-hornet_rn

10ga-killa
04-18-2010, 8:34 PM
Try to find somebody to mentor you. As for the shooting part, hit the trap range when you can and get ready for dove season on Sept. 1st. There's no substitute for fast moving live birds that will get you ready for ducks.

First try it out to see if you like it before going gunho and buying all the equipment to only turn around and sell it all if it's not your thing.

Bearclaw
04-20-2010, 2:10 PM
Try to find somebody to mentor you. As for the shooting part, hit the trap range when you can and get ready for dove season on Sept. 1st. There's no substitute for fast moving live birds that will get you ready for ducks.

First try it out to see if you like it before going gunho and buying all the equipment to only turn around and sell it all if it's not your thing.
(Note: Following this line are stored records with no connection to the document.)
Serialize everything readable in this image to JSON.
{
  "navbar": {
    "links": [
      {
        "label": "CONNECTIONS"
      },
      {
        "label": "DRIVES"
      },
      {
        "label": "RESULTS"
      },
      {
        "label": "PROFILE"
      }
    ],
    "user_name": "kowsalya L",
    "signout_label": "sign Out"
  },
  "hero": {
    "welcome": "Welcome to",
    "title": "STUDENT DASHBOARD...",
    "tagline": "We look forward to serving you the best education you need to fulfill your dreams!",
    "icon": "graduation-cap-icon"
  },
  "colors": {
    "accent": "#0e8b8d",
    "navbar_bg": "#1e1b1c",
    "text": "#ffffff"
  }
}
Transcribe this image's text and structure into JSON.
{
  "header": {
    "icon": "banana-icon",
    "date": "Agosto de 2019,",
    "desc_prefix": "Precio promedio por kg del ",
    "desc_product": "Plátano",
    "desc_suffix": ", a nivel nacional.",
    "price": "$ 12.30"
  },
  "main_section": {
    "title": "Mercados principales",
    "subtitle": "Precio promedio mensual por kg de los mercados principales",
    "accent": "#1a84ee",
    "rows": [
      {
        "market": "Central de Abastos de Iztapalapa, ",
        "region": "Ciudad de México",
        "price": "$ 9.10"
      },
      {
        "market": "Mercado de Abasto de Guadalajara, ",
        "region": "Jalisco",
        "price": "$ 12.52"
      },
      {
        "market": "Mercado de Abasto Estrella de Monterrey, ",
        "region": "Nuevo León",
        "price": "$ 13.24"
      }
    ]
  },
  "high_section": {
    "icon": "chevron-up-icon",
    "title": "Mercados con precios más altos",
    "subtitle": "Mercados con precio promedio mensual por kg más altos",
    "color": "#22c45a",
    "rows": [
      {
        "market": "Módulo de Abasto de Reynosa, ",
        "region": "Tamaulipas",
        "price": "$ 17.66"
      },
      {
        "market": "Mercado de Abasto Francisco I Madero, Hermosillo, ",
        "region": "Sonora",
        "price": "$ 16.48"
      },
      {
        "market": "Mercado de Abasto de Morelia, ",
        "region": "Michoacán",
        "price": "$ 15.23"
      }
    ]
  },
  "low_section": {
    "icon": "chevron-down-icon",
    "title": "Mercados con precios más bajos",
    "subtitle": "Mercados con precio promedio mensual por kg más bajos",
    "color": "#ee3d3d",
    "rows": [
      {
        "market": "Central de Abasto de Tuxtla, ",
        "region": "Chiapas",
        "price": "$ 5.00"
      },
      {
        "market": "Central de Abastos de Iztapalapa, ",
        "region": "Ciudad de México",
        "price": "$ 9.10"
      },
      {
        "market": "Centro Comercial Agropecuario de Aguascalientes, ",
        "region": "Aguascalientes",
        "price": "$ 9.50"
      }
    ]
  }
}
Everyone else has already given you great advice...listen to it. I don't need to add to it. But I also have to agree with 10ga-killa as far as getting someone to take you out (at least for your first time) so that maybe they might have some gear you can borrow, and you can get a feel for it. This will keep you from having to buy too much stuff just to get started. While DUCK HUNTING IS ADDICTING and can get expensive, it is not for everyone. I personally LOVE IT, but I know people who went out and hated sitting in the crappy weather all day.

p.s.
Just remember DUCK HUNTING IS LIKE HEROIN...once you get hooked, you might die without it! :D